■ **EXERCISE DIRECTIONS**
The entries are given below. Output each one unchanged.

** Opening MATERIAL FOR THIS TASK block **

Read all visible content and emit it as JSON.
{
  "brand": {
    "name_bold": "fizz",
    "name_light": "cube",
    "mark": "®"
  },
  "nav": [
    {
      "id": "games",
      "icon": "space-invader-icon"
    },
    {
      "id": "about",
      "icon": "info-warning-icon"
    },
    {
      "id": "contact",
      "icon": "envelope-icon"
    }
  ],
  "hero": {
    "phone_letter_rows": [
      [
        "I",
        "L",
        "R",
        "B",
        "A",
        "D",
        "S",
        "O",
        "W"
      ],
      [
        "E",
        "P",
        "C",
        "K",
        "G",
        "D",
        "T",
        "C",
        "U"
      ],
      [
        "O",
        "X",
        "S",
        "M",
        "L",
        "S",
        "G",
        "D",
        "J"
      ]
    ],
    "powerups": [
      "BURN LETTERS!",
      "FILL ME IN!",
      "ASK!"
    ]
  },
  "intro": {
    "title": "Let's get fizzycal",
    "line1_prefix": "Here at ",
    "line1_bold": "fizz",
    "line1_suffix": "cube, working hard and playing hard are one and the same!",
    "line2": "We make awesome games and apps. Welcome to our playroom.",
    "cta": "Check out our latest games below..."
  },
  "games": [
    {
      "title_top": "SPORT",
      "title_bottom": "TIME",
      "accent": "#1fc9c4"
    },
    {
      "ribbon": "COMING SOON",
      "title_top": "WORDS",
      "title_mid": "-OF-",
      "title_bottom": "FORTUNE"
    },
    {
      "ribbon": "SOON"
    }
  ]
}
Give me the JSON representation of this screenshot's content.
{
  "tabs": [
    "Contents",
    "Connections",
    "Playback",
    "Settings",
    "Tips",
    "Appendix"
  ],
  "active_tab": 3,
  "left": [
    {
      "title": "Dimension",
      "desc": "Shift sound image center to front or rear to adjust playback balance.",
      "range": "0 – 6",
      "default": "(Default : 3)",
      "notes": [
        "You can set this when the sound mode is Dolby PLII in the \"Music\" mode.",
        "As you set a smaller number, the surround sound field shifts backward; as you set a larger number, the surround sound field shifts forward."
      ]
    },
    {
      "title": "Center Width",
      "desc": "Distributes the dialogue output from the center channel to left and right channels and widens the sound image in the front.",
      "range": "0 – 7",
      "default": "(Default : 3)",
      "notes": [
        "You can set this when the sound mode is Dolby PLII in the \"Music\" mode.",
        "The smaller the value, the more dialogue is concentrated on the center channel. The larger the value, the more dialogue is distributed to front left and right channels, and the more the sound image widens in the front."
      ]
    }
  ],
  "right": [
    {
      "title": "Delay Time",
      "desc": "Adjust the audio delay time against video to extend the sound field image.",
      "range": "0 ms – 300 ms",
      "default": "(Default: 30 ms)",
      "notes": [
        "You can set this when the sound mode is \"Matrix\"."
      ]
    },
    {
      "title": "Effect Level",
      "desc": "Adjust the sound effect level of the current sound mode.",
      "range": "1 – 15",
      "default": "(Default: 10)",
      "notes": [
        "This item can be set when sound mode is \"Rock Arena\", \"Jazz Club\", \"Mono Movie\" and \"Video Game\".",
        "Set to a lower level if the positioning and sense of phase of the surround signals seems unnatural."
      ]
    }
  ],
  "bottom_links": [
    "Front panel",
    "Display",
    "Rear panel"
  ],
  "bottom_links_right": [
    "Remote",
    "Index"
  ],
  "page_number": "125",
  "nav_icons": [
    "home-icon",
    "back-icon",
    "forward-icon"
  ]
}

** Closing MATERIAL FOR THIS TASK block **

■ **ANSWER BOX**
Read all visible content and emit it as JSON.
{
  "brand": {
    "name_bold": "fizz",
    "name_light": "cube",
    "mark": "®"
  },
  "nav": [
    {
      "id": "games",
      "icon": "space-invader-icon"
    },
    {
      "id": "about",
      "icon": "info-warning-icon"
    },
    {
      "id": "contact",
      "icon": "envelope-icon"
    }
  ],
  "hero": {
    "phone_letter_rows": [
      [
        "I",
        "L",
        "R",
        "B",
        "A",
        "D",
        "S",
        "O",
        "W"
      ],
      [
        "E",
        "P",
        "C",
        "K",
        "G",
        "D",
        "T",
        "C",
        "U"
      ],
      [
        "O",
        "X",
        "S",
        "M",
        "L",
        "S",
        "G",
        "D",
        "J"
      ]
    ],
    "powerups": [
      "BURN LETTERS!",
      "FILL ME IN!",
      "ASK!"
    ]
  },
  "intro": {
    "title": "Let's get fizzycal",
    "line1_prefix": "Here at ",
    "line1_bold": "fizz",
    "line1_suffix": "cube, working hard and playing hard are one and the same!",
    "line2": "We make awesome games and apps. Welcome to our playroom.",
    "cta": "Check out our latest games below..."
  },
  "games": [
    {
      "title_top": "SPORT",
      "title_bottom": "TIME",
      "accent": "#1fc9c4"
    },
    {
      "ribbon": "COMING SOON",
      "title_top": "WORDS",
      "title_mid": "-OF-",
      "title_bottom": "FORTUNE"
    },
    {
      "ribbon": "SOON"
    }
  ]
}
Give me the JSON representation of this screenshot's content.
{
  "tabs": [
    "Contents",
    "Connections",
    "Playback",
    "Settings",
    "Tips",
    "Appendix"
  ],
  "active_tab": 3,
  "left": [
    {
      "title": "Dimension",
      "desc": "Shift sound image center to front or rear to adjust playback balance.",
      "range": "0 – 6",
      "default": "(Default : 3)",
      "notes": [
        "You can set this when the sound mode is Dolby PLII in the \"Music\" mode.",
        "As you set a smaller number, the surround sound field shifts backward; as you set a larger number, the surround sound field shifts forward."
      ]
    },
    {
      "title": "Center Width",
      "desc": "Distributes the dialogue output from the center channel to left and right channels and widens the sound image in the front.",
      "range": "0 – 7",
      "default": "(Default : 3)",
      "notes": [
        "You can set this when the sound mode is Dolby PLII in the \"Music\" mode.",
        "The smaller the value, the more dialogue is concentrated on the center channel. The larger the value, the more dialogue is distributed to front left and right channels, and the more the sound image widens in the front."
      ]
    }
  ],
  "right": [
    {
      "title": "Delay Time",
      "desc": "Adjust the audio delay time against video to extend the sound field image.",
      "range": "0 ms – 300 ms",
      "default": "(Default: 30 ms)",
      "notes": [
        "You can set this when the sound mode is \"Matrix\"."
      ]
    },
    {
      "title": "Effect Level",
      "desc": "Adjust the sound effect level of the current sound mode.",
      "range": "1 – 15",
      "default": "(Default: 10)",
      "notes": [
        "This item can be set when sound mode is \"Rock Arena\", \"Jazz Club\", \"Mono Movie\" and \"Video Game\".",
        "Set to a lower level if the positioning and sense of phase of the surround signals seems unnatural."
      ]
    }
  ],
  "bottom_links": [
    "Front panel",
    "Display",
    "Rear panel"
  ],
  "bottom_links_right": [
    "Remote",
    "Index"
  ],
  "page_number": "125",
  "nav_icons": [
    "home-icon",
    "back-icon",
    "forward-icon"
  ]
}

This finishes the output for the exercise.